How To Create a Project Plan
You may be one of the programmers who have great ideas but do not know where to start and turn those ideas into a project. If so, this article is probably useful for you.
The most crucial step in a project is “creating the project plan.” The project plan includes all the activities required to complete the project, including events, affiliations, resources, and time frames.
This article explains three necessary and simple steps to create a project plan:
1. Define the Work Breakdown Structure (WBS)
2. Identify the required resources
3. Schedule activities
Work Breakdown Structure (WBS)
Have you ever wondered how a wolf feeds on an animal as huge as a deer?

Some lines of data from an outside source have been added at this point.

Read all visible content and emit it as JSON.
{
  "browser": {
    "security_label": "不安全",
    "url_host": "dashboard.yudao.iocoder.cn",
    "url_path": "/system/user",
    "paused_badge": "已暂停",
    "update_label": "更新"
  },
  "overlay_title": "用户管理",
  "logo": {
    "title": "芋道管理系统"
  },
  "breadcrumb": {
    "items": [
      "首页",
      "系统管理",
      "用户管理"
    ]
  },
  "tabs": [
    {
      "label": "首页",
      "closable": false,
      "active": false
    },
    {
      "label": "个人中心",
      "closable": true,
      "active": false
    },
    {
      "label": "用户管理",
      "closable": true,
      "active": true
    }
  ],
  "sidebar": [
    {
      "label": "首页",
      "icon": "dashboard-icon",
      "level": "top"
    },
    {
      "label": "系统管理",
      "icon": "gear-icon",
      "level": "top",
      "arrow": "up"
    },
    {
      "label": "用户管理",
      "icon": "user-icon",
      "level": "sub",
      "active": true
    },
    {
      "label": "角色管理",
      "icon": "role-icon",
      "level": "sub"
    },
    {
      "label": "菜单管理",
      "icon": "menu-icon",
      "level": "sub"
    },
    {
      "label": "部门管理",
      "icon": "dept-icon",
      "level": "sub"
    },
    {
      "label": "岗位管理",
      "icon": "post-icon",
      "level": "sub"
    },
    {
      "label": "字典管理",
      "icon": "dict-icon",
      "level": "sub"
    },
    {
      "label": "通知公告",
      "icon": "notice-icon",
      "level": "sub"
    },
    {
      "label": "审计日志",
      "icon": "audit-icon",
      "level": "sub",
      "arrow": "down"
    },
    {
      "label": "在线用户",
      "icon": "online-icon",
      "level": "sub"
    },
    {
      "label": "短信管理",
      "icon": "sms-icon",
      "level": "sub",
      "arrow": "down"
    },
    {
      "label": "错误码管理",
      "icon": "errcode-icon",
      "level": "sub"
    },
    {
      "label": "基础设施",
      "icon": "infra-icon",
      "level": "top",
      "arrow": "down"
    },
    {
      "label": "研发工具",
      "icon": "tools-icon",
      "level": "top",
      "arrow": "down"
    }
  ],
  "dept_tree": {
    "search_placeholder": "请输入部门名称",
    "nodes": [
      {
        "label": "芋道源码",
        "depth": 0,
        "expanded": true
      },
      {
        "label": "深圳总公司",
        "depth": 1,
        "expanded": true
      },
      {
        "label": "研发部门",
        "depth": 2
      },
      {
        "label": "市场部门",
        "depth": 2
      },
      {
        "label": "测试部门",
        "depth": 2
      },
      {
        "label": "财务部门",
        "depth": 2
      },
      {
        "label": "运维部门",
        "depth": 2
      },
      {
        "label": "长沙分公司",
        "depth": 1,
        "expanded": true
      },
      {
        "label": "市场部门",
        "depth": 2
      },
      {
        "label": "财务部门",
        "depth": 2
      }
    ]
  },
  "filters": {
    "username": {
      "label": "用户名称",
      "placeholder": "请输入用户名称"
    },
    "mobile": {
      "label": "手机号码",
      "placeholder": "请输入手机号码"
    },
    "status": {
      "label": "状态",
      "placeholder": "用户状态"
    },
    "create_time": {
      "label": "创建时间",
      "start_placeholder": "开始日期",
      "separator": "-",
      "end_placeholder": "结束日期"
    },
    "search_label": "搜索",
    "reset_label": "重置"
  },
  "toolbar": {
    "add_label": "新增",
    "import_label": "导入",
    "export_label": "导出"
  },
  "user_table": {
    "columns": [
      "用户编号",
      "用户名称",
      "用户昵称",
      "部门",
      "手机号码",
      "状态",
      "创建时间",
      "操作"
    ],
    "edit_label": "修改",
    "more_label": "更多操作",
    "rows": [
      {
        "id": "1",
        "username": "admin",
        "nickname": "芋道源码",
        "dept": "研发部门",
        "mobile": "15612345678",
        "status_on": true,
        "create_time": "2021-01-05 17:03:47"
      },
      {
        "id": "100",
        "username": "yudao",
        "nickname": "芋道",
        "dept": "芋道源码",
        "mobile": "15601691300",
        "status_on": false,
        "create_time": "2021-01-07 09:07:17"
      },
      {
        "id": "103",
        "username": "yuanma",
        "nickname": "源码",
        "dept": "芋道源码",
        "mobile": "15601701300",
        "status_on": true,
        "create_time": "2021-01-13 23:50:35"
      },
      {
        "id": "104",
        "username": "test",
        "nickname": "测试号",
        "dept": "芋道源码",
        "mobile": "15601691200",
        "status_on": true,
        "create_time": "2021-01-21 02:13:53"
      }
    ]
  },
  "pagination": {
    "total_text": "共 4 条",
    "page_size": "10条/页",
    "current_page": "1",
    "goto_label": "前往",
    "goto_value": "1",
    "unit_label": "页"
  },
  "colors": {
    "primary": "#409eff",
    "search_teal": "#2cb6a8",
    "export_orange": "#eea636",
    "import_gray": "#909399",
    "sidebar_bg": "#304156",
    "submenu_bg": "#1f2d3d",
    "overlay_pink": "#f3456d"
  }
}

Yes, wolf tear deer to pieces. Indeed, if the wolf of our story does not do that, it will starve to death! (of course, we will not discuss the mechanism of swallowing a deer entirely by a python!)
As you see in the example, you need to break the whole project down into smaller, more manageable goals to achieve a large and complex purpose.
More scientifically speaking, a set of activities performed to achieve a goal – which can be the production of a product or a service’s performance – is called a Work Breakdown Structure (WBS). From the PMBOK standard perspective, the WBS structure is actually the heart of a project.
The same goes for creating a project plan for programming. You must first define the project using WBS and then allocate the required resources for its various parts and schedule them at the end.
The first step to prepare the WBS is to determine the subject of the project. In the next step, you should divide the project into summary tasks.
“Work packages” are the smallest unit of work that a project can be divided into when creating a Work Breakdown Structure (WBS). This part of the WBS includes activities and tasks that directly lead to a goal.
To design a WBS for a project plan, you should continuously ask yourself: What input is needed to achieve this goal?
Work packages are the central part of the project management because activities are at these levels. Each work package can be left to a specific individual or group.
These packages should be small enough for the project manager to estimate their duration, cost, and resources. The bigger the project, the more work packages there are.
Identify required resources
To better understand the project resources and how important they are, let’s play a little ” Do you prefer” game:
Suppose you have to move a large boulder to the top of a mountain.
- Do you prefer to do this with your own hands?
- Do you prefer to use a crusher and carry a small piece yourself?
- Do you prefer to get help from your friends?
These questions may be very easy to answer, but they clearly show the importance of allocating resources to a project.
Projects – especially complex ones – are like boulders being carried to the top of a mountain. To do this, you must allocate sufficient and appropriate resources to achieve your goal.
Good! What exactly are project resources?
- Project resources are the people, capital, and material needed to complete the project.
In short, project resources are what you depend on to get the job done, which can vary depending on the type of project.
Full-time or part-time employees, contractors, equipment, and supplies are examples of resources. For each type of resource, required quantities, due dates, and assigned tasks must be specified.
As you can imagine, scheduling a project is more than just what you do to plan your weekly tasks. Project scheduling involves creating a document that describes the project schedule’s details and the organizational resources needed to do each task.
Here, you should check exactly how much time each work package needs.
Be aware that underestimating time will make you miss the project. Being behind in one task can lead to falling behind in other related tasks and leave your client completely frustrated.
Besides, overestimating the time can cause boredom and confusion for team members and yourself. To estimate the most appropriate average, you should look at previous tasks to see how long each task takes.
In the next step, specify the start and end dates for each work package. Some tasks must be done at the same time or in combination with another task. Be sure to consider weekends or national holidays. Then enter all of these schedules into the Gantt chart and make them available to all team members.
Of course, there are several models and formulas for developing a project schedule in addition to Gantt. Each of these methods alone is worthy of the article, so we will not discuss them here. After these steps, you should officially start the project by holding a formal meeting.